What the task asks | Reproduce all of the data exactly, with no line skipped.

Data shown |

Content starts

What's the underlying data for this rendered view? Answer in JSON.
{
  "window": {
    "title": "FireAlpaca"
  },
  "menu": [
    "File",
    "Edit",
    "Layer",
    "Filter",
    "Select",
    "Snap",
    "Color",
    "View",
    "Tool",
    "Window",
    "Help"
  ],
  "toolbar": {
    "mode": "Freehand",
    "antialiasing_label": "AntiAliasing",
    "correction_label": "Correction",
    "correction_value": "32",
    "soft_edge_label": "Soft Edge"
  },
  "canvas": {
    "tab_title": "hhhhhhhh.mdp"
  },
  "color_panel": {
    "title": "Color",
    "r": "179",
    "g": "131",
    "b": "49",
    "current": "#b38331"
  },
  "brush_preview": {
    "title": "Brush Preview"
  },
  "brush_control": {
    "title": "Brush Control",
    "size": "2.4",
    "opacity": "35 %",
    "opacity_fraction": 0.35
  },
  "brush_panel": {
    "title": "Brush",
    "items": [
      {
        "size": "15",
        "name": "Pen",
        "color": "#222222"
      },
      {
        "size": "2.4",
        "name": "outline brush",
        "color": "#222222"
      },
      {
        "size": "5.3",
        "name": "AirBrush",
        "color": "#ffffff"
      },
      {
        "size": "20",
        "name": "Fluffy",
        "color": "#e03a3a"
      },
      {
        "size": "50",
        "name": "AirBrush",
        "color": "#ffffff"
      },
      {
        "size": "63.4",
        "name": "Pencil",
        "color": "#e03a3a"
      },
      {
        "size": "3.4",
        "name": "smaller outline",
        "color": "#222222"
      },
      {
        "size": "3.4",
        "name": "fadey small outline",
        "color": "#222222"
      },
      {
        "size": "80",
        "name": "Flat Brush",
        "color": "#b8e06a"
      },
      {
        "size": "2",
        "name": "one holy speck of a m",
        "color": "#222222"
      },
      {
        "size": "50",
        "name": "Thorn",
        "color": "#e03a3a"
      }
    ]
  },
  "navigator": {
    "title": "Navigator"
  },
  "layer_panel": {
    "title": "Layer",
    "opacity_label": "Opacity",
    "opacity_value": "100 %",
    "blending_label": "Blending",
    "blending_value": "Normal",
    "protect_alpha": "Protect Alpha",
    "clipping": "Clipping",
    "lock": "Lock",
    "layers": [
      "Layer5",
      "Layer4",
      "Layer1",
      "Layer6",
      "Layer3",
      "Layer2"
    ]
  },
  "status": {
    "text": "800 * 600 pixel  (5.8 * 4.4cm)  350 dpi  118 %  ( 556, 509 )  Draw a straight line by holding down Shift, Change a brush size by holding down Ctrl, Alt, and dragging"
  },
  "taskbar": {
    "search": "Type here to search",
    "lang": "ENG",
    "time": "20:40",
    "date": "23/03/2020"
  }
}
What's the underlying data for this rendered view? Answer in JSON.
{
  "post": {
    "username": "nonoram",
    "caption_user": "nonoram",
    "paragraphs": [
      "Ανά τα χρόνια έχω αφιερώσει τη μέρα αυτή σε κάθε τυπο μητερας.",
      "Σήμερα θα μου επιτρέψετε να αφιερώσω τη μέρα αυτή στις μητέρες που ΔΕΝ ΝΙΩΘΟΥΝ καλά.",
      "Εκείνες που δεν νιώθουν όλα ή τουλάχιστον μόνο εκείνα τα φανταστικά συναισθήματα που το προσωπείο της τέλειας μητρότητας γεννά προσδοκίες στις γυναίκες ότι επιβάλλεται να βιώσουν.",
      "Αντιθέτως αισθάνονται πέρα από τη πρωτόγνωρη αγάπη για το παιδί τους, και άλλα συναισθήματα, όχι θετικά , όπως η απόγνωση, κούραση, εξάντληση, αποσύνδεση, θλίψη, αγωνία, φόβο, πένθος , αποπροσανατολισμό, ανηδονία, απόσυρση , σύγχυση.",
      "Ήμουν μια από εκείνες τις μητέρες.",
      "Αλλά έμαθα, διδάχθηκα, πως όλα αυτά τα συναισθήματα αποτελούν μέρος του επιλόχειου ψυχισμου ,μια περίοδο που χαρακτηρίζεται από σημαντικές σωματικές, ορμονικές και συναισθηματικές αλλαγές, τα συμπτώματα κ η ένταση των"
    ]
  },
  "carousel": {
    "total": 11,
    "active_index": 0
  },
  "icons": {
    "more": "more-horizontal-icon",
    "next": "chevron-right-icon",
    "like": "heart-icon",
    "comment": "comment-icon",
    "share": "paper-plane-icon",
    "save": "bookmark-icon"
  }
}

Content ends

Solution to the exercise |
What's the underlying data for this rendered view? Answer in JSON.
{
  "window": {
    "title": "FireAlpaca"
  },
  "menu": [
    "File",
    "Edit",
    "Layer",
    "Filter",
    "Select",
    "Snap",
    "Color",
    "View",
    "Tool",
    "Window",
    "Help"
  ],
  "toolbar": {
    "mode": "Freehand",
    "antialiasing_label": "AntiAliasing",
    "correction_label": "Correction",
    "correction_value": "32",
    "soft_edge_label": "Soft Edge"
  },
  "canvas": {
    "tab_title": "hhhhhhhh.mdp"
  },
  "color_panel": {
    "title": "Color",
    "r": "179",
    "g": "131",
    "b": "49",
    "current": "#b38331"
  },
  "brush_preview": {
    "title": "Brush Preview"
  },
  "brush_control": {
    "title": "Brush Control",
    "size": "2.4",
    "opacity": "35 %",
    "opacity_fraction": 0.35
  },
  "brush_panel": {
    "title": "Brush",
    "items": [
      {
        "size": "15",
        "name": "Pen",
        "color": "#222222"
      },
      {
        "size": "2.4",
        "name": "outline brush",
        "color": "#222222"
      },
      {
        "size": "5.3",
        "name": "AirBrush",
        "color": "#ffffff"
      },
      {
        "size": "20",
        "name": "Fluffy",
        "color": "#e03a3a"
      },
      {
        "size": "50",
        "name": "AirBrush",
        "color": "#ffffff"
      },
      {
        "size": "63.4",
        "name": "Pencil",
        "color": "#e03a3a"
      },
      {
        "size": "3.4",
        "name": "smaller outline",
        "color": "#222222"
      },
      {
        "size": "3.4",
        "name": "fadey small outline",
        "color": "#222222"
      },
      {
        "size": "80",
        "name": "Flat Brush",
        "color": "#b8e06a"
      },
      {
        "size": "2",
        "name": "one holy speck of a m",
        "color": "#222222"
      },
      {
        "size": "50",
        "name": "Thorn",
        "color": "#e03a3a"
      }
    ]
  },
  "navigator": {
    "title": "Navigator"
  },
  "layer_panel": {
    "title": "Layer",
    "opacity_label": "Opacity",
    "opacity_value": "100 %",
    "blending_label": "Blending",
    "blending_value": "Normal",
    "protect_alpha": "Protect Alpha",
    "clipping": "Clipping",
    "lock": "Lock",
    "layers": [
      "Layer5",
      "Layer4",
      "Layer1",
      "Layer6",
      "Layer3",
      "Layer2"
    ]
  },
  "status": {
    "text": "800 * 600 pixel  (5.8 * 4.4cm)  350 dpi  118 %  ( 556, 509 )  Draw a straight line by holding down Shift, Change a brush size by holding down Ctrl, Alt, and dragging"
  },
  "taskbar": {
    "search": "Type here to search",
    "lang": "ENG",
    "time": "20:40",
    "date": "23/03/2020"
  }
}
What's the underlying data for this rendered view? Answer in JSON.
{
  "post": {
    "username": "nonoram",
    "caption_user": "nonoram",
    "paragraphs": [
      "Ανά τα χρόνια έχω αφιερώσει τη μέρα αυτή σε κάθε τυπο μητερας.",
      "Σήμερα θα μου επιτρέψετε να αφιερώσω τη μέρα αυτή στις μητέρες που ΔΕΝ ΝΙΩΘΟΥΝ καλά.",
      "Εκείνες που δεν νιώθουν όλα ή τουλάχιστον μόνο εκείνα τα φανταστικά συναισθήματα που το προσωπείο της τέλειας μητρότητας γεννά προσδοκίες στις γυναίκες ότι επιβάλλεται να βιώσουν.",
      "Αντιθέτως αισθάνονται πέρα από τη πρωτόγνωρη αγάπη για το παιδί τους, και άλλα συναισθήματα, όχι θετικά , όπως η απόγνωση, κούραση, εξάντληση, αποσύνδεση, θλίψη, αγωνία, φόβο, πένθος , αποπροσανατολισμό, ανηδονία, απόσυρση , σύγχυση.",
      "Ήμουν μια από εκείνες τις μητέρες.",
      "Αλλά έμαθα, διδάχθηκα, πως όλα αυτά τα συναισθήματα αποτελούν μέρος του επιλόχειου ψυχισμου ,μια περίοδο που χαρακτηρίζεται από σημαντικές σωματικές, ορμονικές και συναισθηματικές αλλαγές, τα συμπτώματα κ η ένταση των"
    ]
  },
  "carousel": {
    "total": 11,
    "active_index": 0
  },
  "icons": {
    "more": "more-horizontal-icon",
    "next": "chevron-right-icon",
    "like": "heart-icon",
    "comment": "comment-icon",
    "share": "paper-plane-icon",
    "save": "bookmark-icon"
  }
}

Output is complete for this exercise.